Air New Zealand makes a fascinating company anniversary case study. A brand that has reinvented itself several times over the course of its seventy-five years, it recently turned in an all-star corporate anniversary marketing campaign that spoke deeply to their brand purpose and stayed true to their core audiences.
Air New Zealand identifies its core brand purpose as “liberating travellers from the ordinary”. Much of their business is long-haul travel, with 70% of travellers using the airline for that purpose. As a company, they work hard to root their culture in an experience that is uniquely Kiwi. Due to their own corporate history, the airline approached its 75th anniversary having done a lot of deep thinking about their brand and brand story.
The early 2000s had been a difficult time for the airline. The airline was in financial troubles due to their ownership of Ansett, an Australian airline. Severe business problems forced the liquidation of Ansett, resulting in Air New Zealand announcing losses of approximately $1 billion USD. The New Zealand government nationalized the airline and attempted to rebrand as a low-cost carrier. Unfortunately, the economics of a budget carrier didn’t mesh well with the core business of long-haul travel; Air New Zealand needed to radically rethink their services. Key to the reboot? Moving from a concept of services or product to an ethos of delivering an experience unique to not only the airline, but the country of New Zealand. It revolutionized their thinking.
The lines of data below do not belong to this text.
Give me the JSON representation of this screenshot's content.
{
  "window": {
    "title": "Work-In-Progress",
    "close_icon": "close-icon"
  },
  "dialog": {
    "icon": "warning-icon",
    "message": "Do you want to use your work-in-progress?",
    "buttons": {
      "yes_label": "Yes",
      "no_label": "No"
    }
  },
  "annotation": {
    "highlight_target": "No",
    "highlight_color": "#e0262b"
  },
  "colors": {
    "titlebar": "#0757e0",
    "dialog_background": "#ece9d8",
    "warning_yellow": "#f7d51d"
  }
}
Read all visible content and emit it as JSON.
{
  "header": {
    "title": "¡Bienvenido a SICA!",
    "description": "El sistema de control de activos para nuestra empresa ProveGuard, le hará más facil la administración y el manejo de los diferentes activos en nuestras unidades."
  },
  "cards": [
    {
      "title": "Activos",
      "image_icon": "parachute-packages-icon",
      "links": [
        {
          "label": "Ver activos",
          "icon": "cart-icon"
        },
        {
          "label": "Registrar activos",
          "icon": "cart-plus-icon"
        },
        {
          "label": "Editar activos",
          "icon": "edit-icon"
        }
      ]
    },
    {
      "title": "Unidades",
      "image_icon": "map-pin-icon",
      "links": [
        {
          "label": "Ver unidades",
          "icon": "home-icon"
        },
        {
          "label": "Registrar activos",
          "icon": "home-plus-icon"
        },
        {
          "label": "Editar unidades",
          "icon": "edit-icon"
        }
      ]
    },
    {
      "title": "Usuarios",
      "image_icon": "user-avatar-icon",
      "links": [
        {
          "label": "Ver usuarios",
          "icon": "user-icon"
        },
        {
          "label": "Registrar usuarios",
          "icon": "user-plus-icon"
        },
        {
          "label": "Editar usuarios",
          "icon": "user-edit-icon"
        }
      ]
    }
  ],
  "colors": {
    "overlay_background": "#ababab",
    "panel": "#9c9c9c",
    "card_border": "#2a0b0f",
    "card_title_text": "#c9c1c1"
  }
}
In essence, the goal was to deliver this ‘experience’ before actually arriving in New Zealand. The carrier realised they were no longer selling tickets, but were acting as a gateway to one of the world’s most inspiring destinations and, with this goal came the understanding that – as gatekeeper to the New Zealand brand – they could hold a competitive advantage that couldn’t be copied or matched by any other operator in its territory.
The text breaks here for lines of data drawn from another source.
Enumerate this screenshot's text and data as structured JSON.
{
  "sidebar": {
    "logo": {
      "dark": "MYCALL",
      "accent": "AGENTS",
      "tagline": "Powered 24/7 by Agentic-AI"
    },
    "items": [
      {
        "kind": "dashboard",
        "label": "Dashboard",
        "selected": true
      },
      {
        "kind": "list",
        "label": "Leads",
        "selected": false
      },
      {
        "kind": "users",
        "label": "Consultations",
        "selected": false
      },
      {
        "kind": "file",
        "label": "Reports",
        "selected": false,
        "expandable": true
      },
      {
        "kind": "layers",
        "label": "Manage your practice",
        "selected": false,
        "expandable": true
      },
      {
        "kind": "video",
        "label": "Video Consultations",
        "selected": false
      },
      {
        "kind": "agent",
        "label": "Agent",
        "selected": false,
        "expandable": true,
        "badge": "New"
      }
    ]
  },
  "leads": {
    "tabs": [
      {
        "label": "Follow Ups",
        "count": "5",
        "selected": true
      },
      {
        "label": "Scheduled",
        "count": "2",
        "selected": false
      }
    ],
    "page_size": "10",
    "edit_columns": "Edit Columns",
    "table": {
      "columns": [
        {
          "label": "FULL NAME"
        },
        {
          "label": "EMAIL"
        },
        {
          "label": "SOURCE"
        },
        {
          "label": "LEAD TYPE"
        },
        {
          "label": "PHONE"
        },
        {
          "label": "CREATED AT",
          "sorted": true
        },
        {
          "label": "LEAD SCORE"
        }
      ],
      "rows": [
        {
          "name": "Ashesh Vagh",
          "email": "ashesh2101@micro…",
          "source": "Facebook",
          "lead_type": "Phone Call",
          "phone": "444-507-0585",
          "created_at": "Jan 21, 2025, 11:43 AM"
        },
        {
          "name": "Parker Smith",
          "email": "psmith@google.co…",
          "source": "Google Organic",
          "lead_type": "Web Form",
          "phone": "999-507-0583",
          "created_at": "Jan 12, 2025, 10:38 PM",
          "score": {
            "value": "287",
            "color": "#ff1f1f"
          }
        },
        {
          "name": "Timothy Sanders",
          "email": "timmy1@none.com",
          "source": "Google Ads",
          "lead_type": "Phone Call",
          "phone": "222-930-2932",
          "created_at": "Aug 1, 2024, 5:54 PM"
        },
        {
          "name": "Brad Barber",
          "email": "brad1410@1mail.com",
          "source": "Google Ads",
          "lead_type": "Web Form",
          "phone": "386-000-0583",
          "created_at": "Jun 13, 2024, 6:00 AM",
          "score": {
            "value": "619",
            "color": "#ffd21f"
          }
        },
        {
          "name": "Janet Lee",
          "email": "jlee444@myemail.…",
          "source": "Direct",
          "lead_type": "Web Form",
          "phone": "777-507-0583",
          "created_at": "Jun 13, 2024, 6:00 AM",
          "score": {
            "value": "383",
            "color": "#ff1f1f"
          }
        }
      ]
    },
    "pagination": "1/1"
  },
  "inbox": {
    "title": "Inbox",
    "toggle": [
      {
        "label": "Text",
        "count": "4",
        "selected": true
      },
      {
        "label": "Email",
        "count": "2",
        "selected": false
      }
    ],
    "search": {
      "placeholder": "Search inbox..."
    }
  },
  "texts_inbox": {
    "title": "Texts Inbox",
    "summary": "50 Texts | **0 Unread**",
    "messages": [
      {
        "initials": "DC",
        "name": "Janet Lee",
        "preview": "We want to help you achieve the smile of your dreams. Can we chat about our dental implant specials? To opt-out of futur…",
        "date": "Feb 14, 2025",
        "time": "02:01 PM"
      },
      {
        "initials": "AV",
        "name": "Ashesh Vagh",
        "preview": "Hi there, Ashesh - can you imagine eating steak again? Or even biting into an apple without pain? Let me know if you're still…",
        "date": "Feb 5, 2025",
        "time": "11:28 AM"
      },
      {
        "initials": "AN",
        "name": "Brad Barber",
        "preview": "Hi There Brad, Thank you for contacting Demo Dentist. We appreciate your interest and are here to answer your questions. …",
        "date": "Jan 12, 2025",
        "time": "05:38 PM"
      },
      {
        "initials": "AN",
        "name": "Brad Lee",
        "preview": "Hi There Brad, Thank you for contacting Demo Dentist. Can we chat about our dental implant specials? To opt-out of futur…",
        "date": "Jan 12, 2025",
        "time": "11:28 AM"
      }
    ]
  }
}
– Better By Design
Any company anniversary marketing must be congruent with the company’s brand story. A corporate anniversary is a key opportunity to develop the company brand story. Air New Zealand recognized that their core brand story was bigger than just a plane ride. It was about the whole experience of visiting New Zealand. This concept played into all of their company anniversary marketing.
The company developed a high-quality, hardcover book that combined contemporary design with a visual feast of archival photography. The book was targeted towards an external audience, with copies available at bookshops and tourist destinations throughout the island. The target market? People who wanted a souvenir of their trip.
The Flash Sale
The company celebrated their anniversary by hosting in-person events in targeted cities. Heavily discounted tickets were made available to 75 visitors to selected travel agents amidst a party atmosphere of entertainment and games. Participants were invited to drive the conversation online using the hashtag #AirNZ75.
The Museum Exhibit
The Auckland Museum is one of New Zealand’s premiere cultural centres, acting as a war memorial as well as a repository of Kiwi heritage and history. Air New Zealand sponsored a year-long retrospective exhibit, which was eventually extended, dedicated to an experiential telling of the Air New Zealand story. Featuring archival images, objects and interviews, the exhibit dug into Air New Zealand as a unique representative of its country.
All three aspects of their corporate anniversary marketing work to focus on the experience of flying Air New Zealand and how it is a representation of Kiwi culture. The campaign was also laser-focused on passengers. Each aspect worked to build brand loyalty to Air New Zealand and underlined their brand promise of “liberating travellers from the ordinary”. This is the key to successful anniversary marketing. A company must fundamentally understand their story and create experiences that engage with their key audiences. When designing your campaign, think about where your audience is – and start there.
Images courtesy of Air New Zealand and their archives.